The Greek language is the oldest, with 4,000 years of continued use, while more than 40,000 words in the English dictionary have Greek origins. The Speak Greek in March (SGM) campaign is back for 2017, more determined than ever to stimulate the Hellenic community, the school system and government to give greater priority to the speaking, learning and teaching of the Greek language.
This initiative was started in 2015 by individuals and representatives of literary and cultural organisations within the Greek community. The organising committee’s policy is to encourage the various stakeholders to initiate, develop and implement activities appropriate to their own fields of endeavour, which promote the Greek language.
For example, schools which teach Greek may organise during March − but also throughout the year − competitions, celebrations, debates lectures and special projects.
“People say why only Speak Greek in March, shouldn’t we be speaking Greek all the time?” SGM secretary Christina Despoteris tells Neos Kosmos.
“The answer is yes … our goal is for people to be speaking Greek all the time, but first we must put into place strategies, making it easier for everyone to learn and practise the language.
“SGM is in its third year and it’s become a very identifiable brand name,” she emphasises. “It has spread internationally and has been reported about on every continent.”

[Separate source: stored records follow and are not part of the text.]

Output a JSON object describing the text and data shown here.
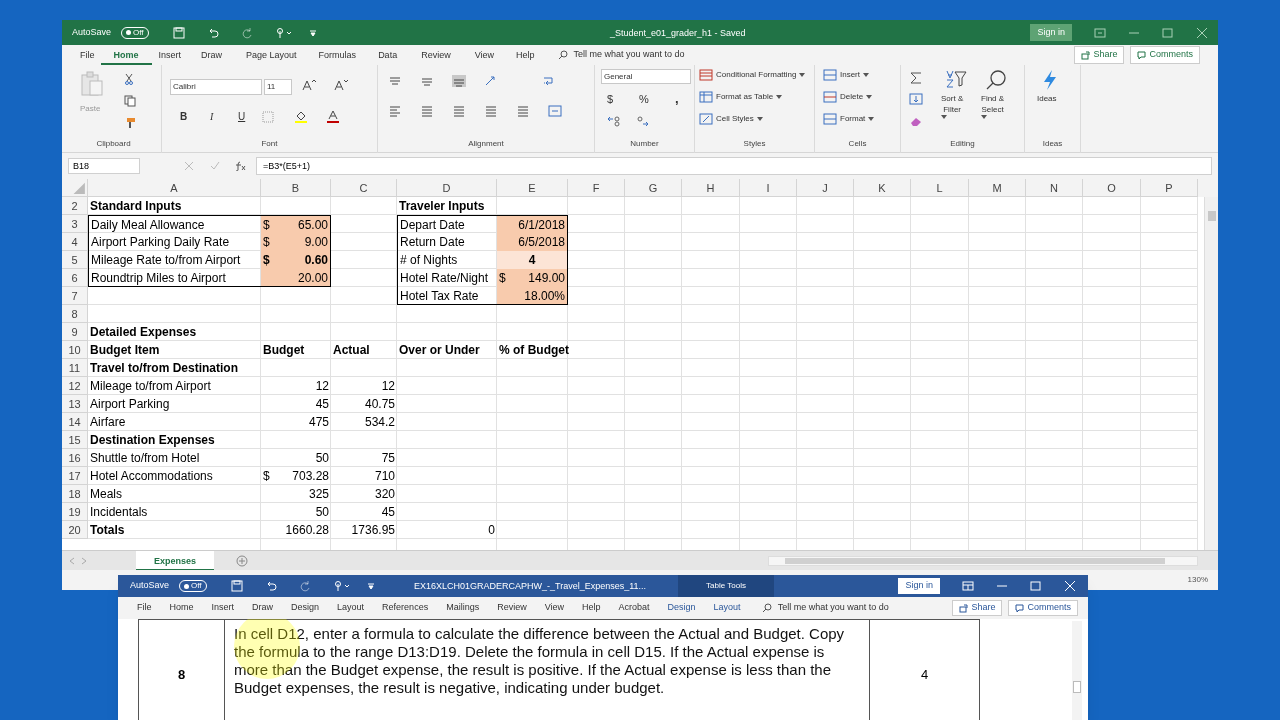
{
  "excel": {
    "title_bar": {
      "autosave_label": "AutoSave",
      "autosave": {
        "label": "Off",
        "on": false
      },
      "title": "_Student_e01_grader_h1  -  Saved",
      "sign_in": "Sign in"
    },
    "tabs": [
      {
        "label": "File",
        "selected": false
      },
      {
        "label": "Home",
        "selected": true
      },
      {
        "label": "Insert",
        "selected": false
      },
      {
        "label": "Draw",
        "selected": false
      },
      {
        "label": "Page Layout",
        "selected": false
      },
      {
        "label": "Formulas",
        "selected": false
      },
      {
        "label": "Data",
        "selected": false
      },
      {
        "label": "Review",
        "selected": false
      },
      {
        "label": "View",
        "selected": false
      },
      {
        "label": "Help",
        "selected": false
      }
    ],
    "tell_me": "Tell me what you want to do",
    "share": "Share",
    "comments": "Comments",
    "ribbon": {
      "paste": "Paste",
      "font_name": "Calibri",
      "font_size": "11",
      "bold": "B",
      "italic": "I",
      "underline": "U",
      "number_format": "General",
      "currency": "$",
      "percent": "%",
      "comma": ",",
      "styles": [
        "Conditional Formatting",
        "Format as Table",
        "Cell Styles"
      ],
      "cells": [
        "Insert",
        "Delete",
        "Format"
      ],
      "sort": [
        "Sort &",
        "Filter"
      ],
      "find": [
        "Find &",
        "Select"
      ],
      "ideas": "Ideas",
      "groups": [
        "Clipboard",
        "Font",
        "Alignment",
        "Number",
        "Styles",
        "Cells",
        "Editing",
        "Ideas"
      ]
    },
    "formula_bar": {
      "name_box": "B18",
      "formula": "=B3*(E5+1)"
    },
    "grid": {
      "columns": [
        "A",
        "B",
        "C",
        "D",
        "E",
        "F",
        "G",
        "H",
        "I",
        "J",
        "K",
        "L",
        "M",
        "N",
        "O",
        "P"
      ],
      "rows": [
        {
          "number": "2",
          "cells": [
            {
              "text": "Standard Inputs",
              "kind": "label",
              "bold": true
            },
            "",
            "",
            {
              "text": "Traveler Inputs",
              "kind": "label",
              "bold": true
            }
          ]
        },
        {
          "number": "3",
          "cells": [
            {
              "text": "Daily Meal Allowance",
              "kind": "label",
              "framed": true
            },
            {
              "symbol": "$",
              "text": "65.00",
              "kind": "number",
              "color": "#f8cbad",
              "framed": true
            },
            "",
            {
              "text": "Depart Date",
              "kind": "label",
              "framed": true
            },
            {
              "text": "6/1/2018",
              "kind": "number",
              "color": "#f8cbad",
              "framed": true
            }
          ]
        },
        {
          "number": "4",
          "cells": [
            {
              "text": "Airport Parking Daily Rate",
              "kind": "label",
              "framed": true
            },
            {
              "symbol": "$",
              "text": "9.00",
              "kind": "number",
              "color": "#f8cbad",
              "framed": true
            },
            "",
            {
              "text": "Return Date",
              "kind": "label",
              "framed": true
            },
            {
              "text": "6/5/2018",
              "kind": "number",
              "color": "#f8cbad",
              "framed": true
            }
          ]
        },
        {
          "number": "5",
          "cells": [
            {
              "text": "Mileage Rate to/from Airport",
              "kind": "label",
              "framed": true
            },
            {
              "symbol": "$",
              "text": "0.60",
              "kind": "number",
              "bold": true,
              "color": "#f8cbad",
              "framed": true
            },
            "",
            {
              "text": "# of Nights",
              "kind": "label",
              "framed": true
            },
            {
              "text": "4",
              "kind": "centered",
              "bold": true,
              "color": "#fce4d6",
              "framed": true
            }
          ]
        },
        {
          "number": "6",
          "cells": [
            {
              "text": "Roundtrip Miles to Airport",
              "kind": "label",
              "framed": true
            },
            {
              "text": "20.00",
              "kind": "number",
              "color": "#f8cbad",
              "framed": true
            },
            "",
            {
              "text": "Hotel Rate/Night",
              "kind": "label",
              "framed": true
            },
            {
              "symbol": "$",
              "text": "149.00",
              "kind": "number",
              "color": "#f8cbad",
              "framed": true
            }
          ]
        },
        {
          "number": "7",
          "cells": [
            "",
            "",
            "",
            {
              "text": "Hotel Tax Rate",
              "kind": "label",
              "framed": true
            },
            {
              "text": "18.00%",
              "kind": "number",
              "color": "#f8cbad",
              "framed": true
            }
          ]
        },
        {
          "number": "8",
          "cells": []
        },
        {
          "number": "9",
          "cells": [
            {
              "text": "Detailed Expenses",
              "kind": "label",
              "bold": true
            }
          ]
        },
        {
          "number": "10",
          "cells": [
            {
              "text": "Budget Item",
              "kind": "label",
              "bold": true
            },
            {
              "text": "Budget",
              "kind": "label",
              "bold": true
            },
            {
              "text": "Actual",
              "kind": "label",
              "bold": true
            },
            {
              "text": "Over or Under",
              "kind": "label",
              "bold": true
            },
            {
              "text": "% of Budget",
              "kind": "label",
              "bold": true
            }
          ]
        },
        {
          "number": "11",
          "cells": [
            {
              "text": "Travel to/from Destination",
              "kind": "label",
              "bold": true
            }
          ]
        },
        {
          "number": "12",
          "cells": [
            {
              "text": "Mileage to/from Airport",
              "kind": "label"
            },
            {
              "text": "12",
              "kind": "number"
            },
            {
              "text": "12",
              "kind": "number"
            }
          ]
        },
        {
          "number": "13",
          "cells": [
            {
              "text": "Airport Parking",
              "kind": "label"
            },
            {
              "text": "45",
              "kind": "number"
            },
            {
              "text": "40.75",
              "kind": "number"
            }
          ]
        },
        {
          "number": "14",
          "cells": [
            {
              "text": "Airfare",
              "kind": "label"
            },
            {
              "text": "475",
              "kind": "number"
            },
            {
              "text": "534.2",
              "kind": "number"
            }
          ]
        },
        {
          "number": "15",
          "cells": [
            {
              "text": "Destination Expenses",
              "kind": "label",
              "bold": true
            }
          ]
        },
        {
          "number": "16",
          "cells": [
            {
              "text": "Shuttle to/from Hotel",
              "kind": "label"
            },
            {
              "text": "50",
              "kind": "number"
            },
            {
              "text": "75",
              "kind": "number"
            }
          ]
        },
        {
          "number": "17",
          "cells": [
            {
              "text": "Hotel Accommodations",
              "kind": "label"
            },
            {
              "symbol": "$",
              "text": "703.28",
              "kind": "number"
            },
            {
              "text": "710",
              "kind": "number"
            }
          ]
        },
        {
          "number": "18",
          "cells": [
            {
              "text": "Meals",
              "kind": "label"
            },
            {
              "text": "325",
              "kind": "number"
            },
            {
              "text": "320",
              "kind": "number"
            }
          ]
        },
        {
          "number": "19",
          "cells": [
            {
              "text": "Incidentals",
              "kind": "label"
            },
            {
              "text": "50",
              "kind": "number"
            },
            {
              "text": "45",
              "kind": "number"
            }
          ]
        },
        {
          "number": "20",
          "cells": [
            {
              "text": "Totals",
              "kind": "label",
              "bold": true
            },
            {
              "text": "1660.28",
              "kind": "number"
            },
            {
              "text": "1736.95",
              "kind": "number"
            },
            {
              "text": "0",
              "kind": "number"
            }
          ]
        }
      ]
    },
    "sheet_tabs": [
      {
        "label": "Expenses",
        "selected": true
      }
    ],
    "status_bar": {
      "zoom": "130%"
    }
  },
  "word": {
    "title_bar": {
      "autosave_label": "AutoSave",
      "autosave": {
        "label": "Off",
        "on": false
      },
      "title": "EX16XLCH01GRADERCAPHW_-_Travel_Expenses_11...",
      "context": "Table Tools",
      "sign_in": "Sign in"
    },
    "tabs": [
      {
        "label": "File",
        "contextual": false
      },
      {
        "label": "Home",
        "contextual": false
      },
      {
        "label": "Insert",
        "contextual": false
      },
      {
        "label": "Draw",
        "contextual": false
      },
      {
        "label": "Design",
        "contextual": false
      },
      {
        "label": "Layout",
        "contextual": false
      },
      {
        "label": "References",
        "contextual": false
      },
      {
        "label": "Mailings",
        "contextual": false
      },
      {
        "label": "Review",
        "contextual": false
      },
      {
        "label": "View",
        "contextual": false
      },
      {
        "label": "Help",
        "contextual": false
      },
      {
        "label": "Acrobat",
        "contextual": false
      },
      {
        "label": "Design",
        "contextual": true
      },
      {
        "label": "Layout",
        "contextual": true
      }
    ],
    "tell_me": "Tell me what you want to do",
    "share": "Share",
    "comments": "Comments",
    "table_row": {
      "step": "8",
      "instruction": "In cell D12, enter a formula to calculate the difference between the Actual and Budget. Copy the formula to the range D13:D19. Delete the formula in cell D15. If the Actual expense is more than the Budget expense, the result is positive. If the Actual expense is less than the Budget expenses, the result is negative, indicating under budget.",
      "points": "4"
    }
  }
}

The committee chose March for the campaign for a number of reasons, and the branding worked as March incorporates a plethora of Greek cultural activities, being the beginning of the school year.

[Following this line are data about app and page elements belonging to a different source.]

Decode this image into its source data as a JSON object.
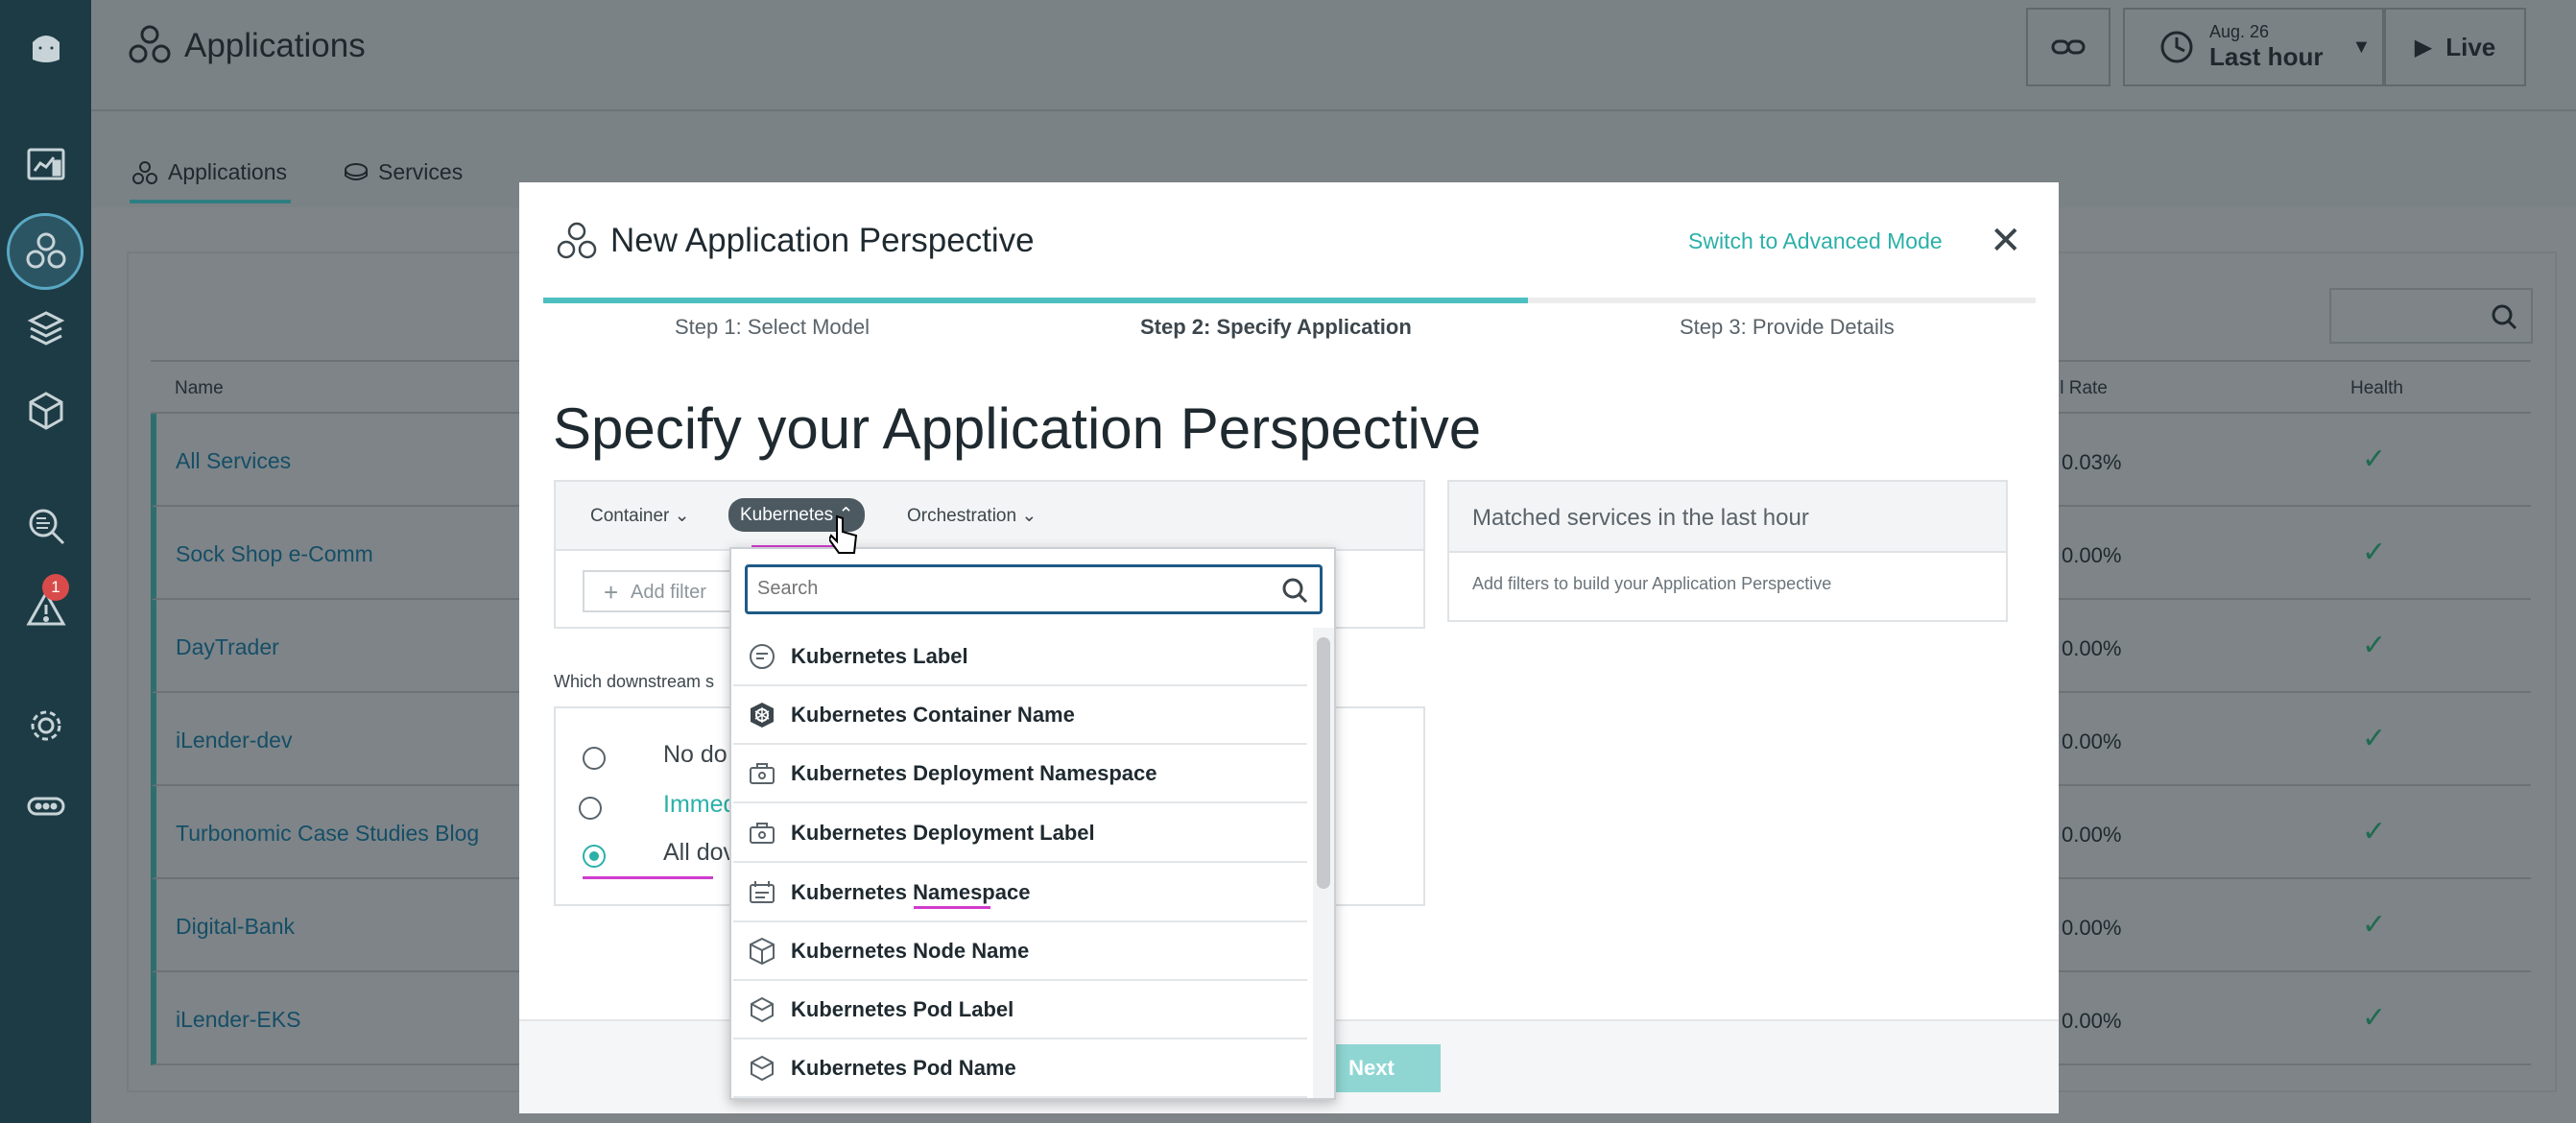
{
  "page": {
    "title": "Applications",
    "tabs": [
      {
        "label": "Applications",
        "icon": "applications-icon"
      },
      {
        "label": "Services",
        "icon": "services-icon"
      }
    ],
    "topbar": {
      "date_label": "Aug. 26",
      "range_label": "Last hour",
      "live_label": "Live"
    },
    "table": {
      "headers": [
        "Name",
        "ll Rate",
        "Health"
      ],
      "rows": [
        {
          "name": "All Services",
          "rate": "0.03%"
        },
        {
          "name": "Sock Shop e-Comm",
          "rate": "0.00%"
        },
        {
          "name": "DayTrader",
          "rate": "0.00%"
        },
        {
          "name": "iLender-dev",
          "rate": "0.00%"
        },
        {
          "name": "Turbonomic Case Studies Blog",
          "rate": "0.00%"
        },
        {
          "name": "Digital-Bank",
          "rate": "0.00%"
        },
        {
          "name": "iLender-EKS",
          "rate": "0.00%"
        }
      ]
    },
    "alert_badge": "1"
  },
  "modal": {
    "title": "New Application Perspective",
    "advanced_link": "Switch to Advanced Mode",
    "close_glyph": "✕",
    "steps": [
      "Step 1: Select Model",
      "Step 2: Specify Application",
      "Step 3: Provide Details"
    ],
    "progress": 0.66,
    "heading": "Specify your Application Perspective",
    "filter_categories": [
      "Container",
      "Kubernetes",
      "Orchestration"
    ],
    "add_filter": "Add filter",
    "matched_title": "Matched services in the last hour",
    "matched_hint": "Add filters to build your Application Perspective",
    "downstream_question": "Which downstream s",
    "radio_options": [
      "No do",
      "Immed",
      "All dov"
    ],
    "next_label": "Next"
  },
  "dropdown": {
    "search_placeholder": "Search",
    "items": [
      {
        "label": "Kubernetes Label",
        "icon": "label-icon"
      },
      {
        "label": "Kubernetes Container Name",
        "icon": "kubernetes-wheel-icon"
      },
      {
        "label": "Kubernetes Deployment Namespace",
        "icon": "deployment-icon"
      },
      {
        "label": "Kubernetes Deployment Label",
        "icon": "deployment-icon"
      },
      {
        "label": "Kubernetes Namespace",
        "icon": "namespace-icon"
      },
      {
        "label": "Kubernetes Node Name",
        "icon": "node-icon"
      },
      {
        "label": "Kubernetes Pod Label",
        "icon": "pod-icon"
      },
      {
        "label": "Kubernetes Pod Name",
        "icon": "pod-icon"
      }
    ]
  },
  "colors": {
    "accent": "#2bb0a8",
    "rail": "#1d3b44",
    "highlight_underline": "#d03ccd"
  }
}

It also includes the celebration of the Greek National Day and the Lonsdale Street Greek Festival. As the committee further explains, choosing this one month for the campaign is only a marketing technique, as the objective of the organising committee is to encourage and promote the speaking of Greek throughout the year.
Furthermore, to tackle the decreasing number of students who have been learning Greek in recent years, the SGM committee wanted to raise awareness of learning a second language as it enhances one’s competence in his/her primary language.

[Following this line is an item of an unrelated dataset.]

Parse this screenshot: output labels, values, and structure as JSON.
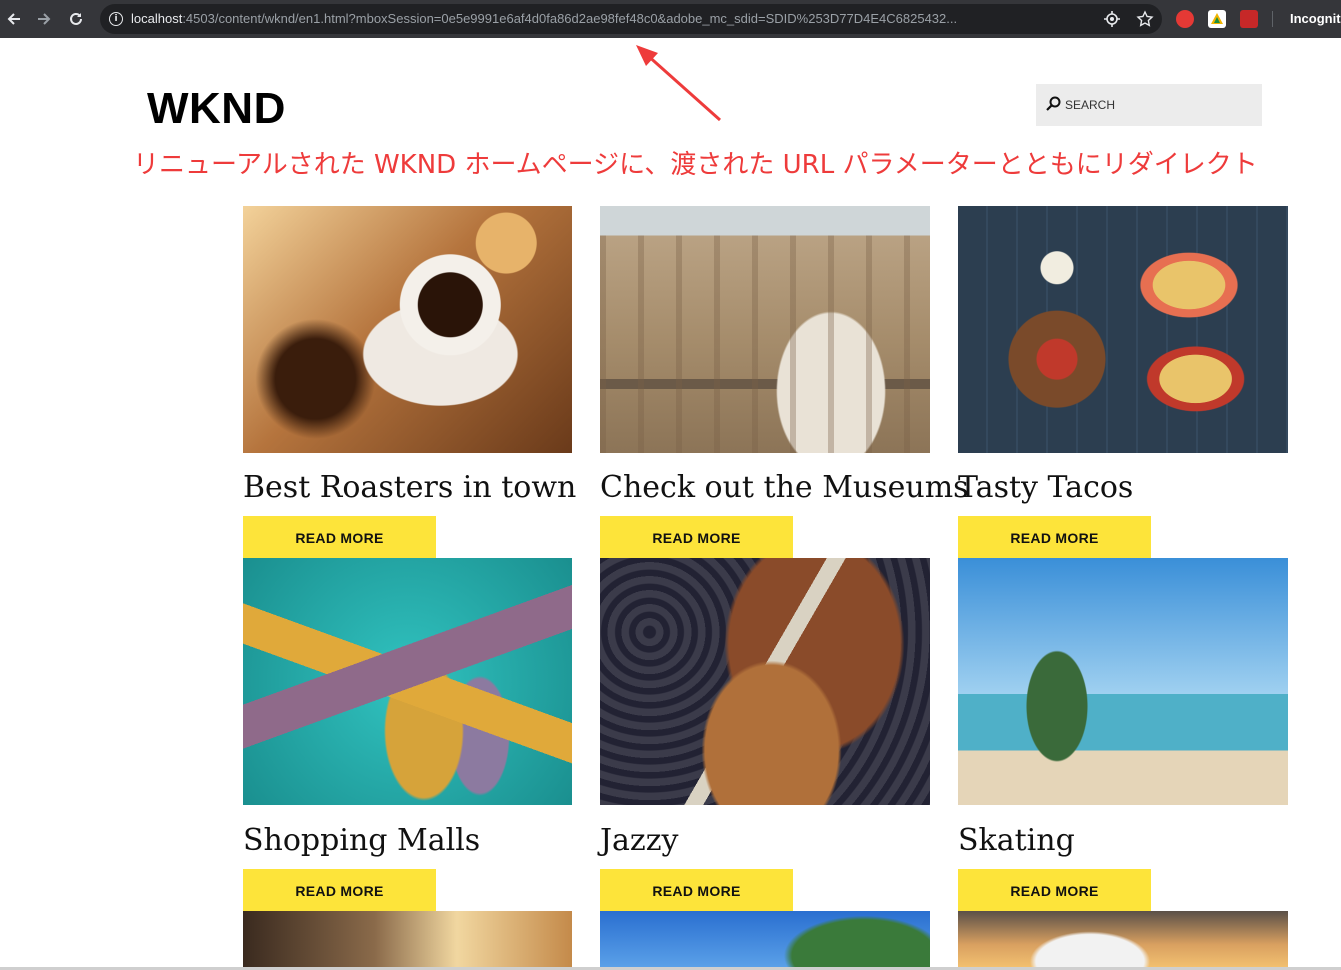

The next step for the committee will be to create apps for learning Greek and develop games and other applications for students, children and adults to use, all relating to the Greek language.
“As language and culture are interrelated, retaining our mother tongue will strengthen our ability to maintain our cultural identity in multicultural Australia. It will also benefit Australia, as multilingualism in our globalised world is acknowledged to have cultural, educational and trade advantages,” Mike Zafiropoulos AM, the convener of the SGM committee, says.
“Our school system needs new ideas and the ongoing support of the community in order to make the Greek language attractive to our youth.”
“With globalisation, mixed marriages and other such influences, children are opting to speak in English rather than Greek,” Mrs Despoteris continues.
“Meanwhile, the way we teach Greek may also contribute to this. We are using text books and workbooks which use a particular style of the language which is not conducive to our way of life nor the vocabulary we use here. Also times have changed … children prefer to use the computer, the iPad or smartphone for learning.”
Following the Northcote High School incident in 2016, the Greek Community had to lobby long and hard to retain Greek as a language at the school. While the campaign originated in Melbourne, it is quickly spreading to other parts of Australia and overseas.
“This year we will be visiting 31 countries, one for each day of the month, and liaising with the local Greeks to see what they are up to in relation to the teaching of the language, what they do, how they do it,” Mrs Despoteris emphasises, touching on the overwhelming success of last year’s program. “We started with Italy on 1 March and we hope it is even more effective than our 2016 campaign.
“Our purpose is to make a broad assessment of the extent to which the Greek language has survived in the Hellenic diaspora and to establish a network of the 31 communities and a movement of collaboration with the aim of promoting the Greek language globally. In future, additional countries of the Hellenic diaspora will be invited to join the network.”
The commitee invites people to visit its website www.speakgreekinmarch.com and subscribe to the word of the day. Also like their Facebook page to win prizes at the end of the month.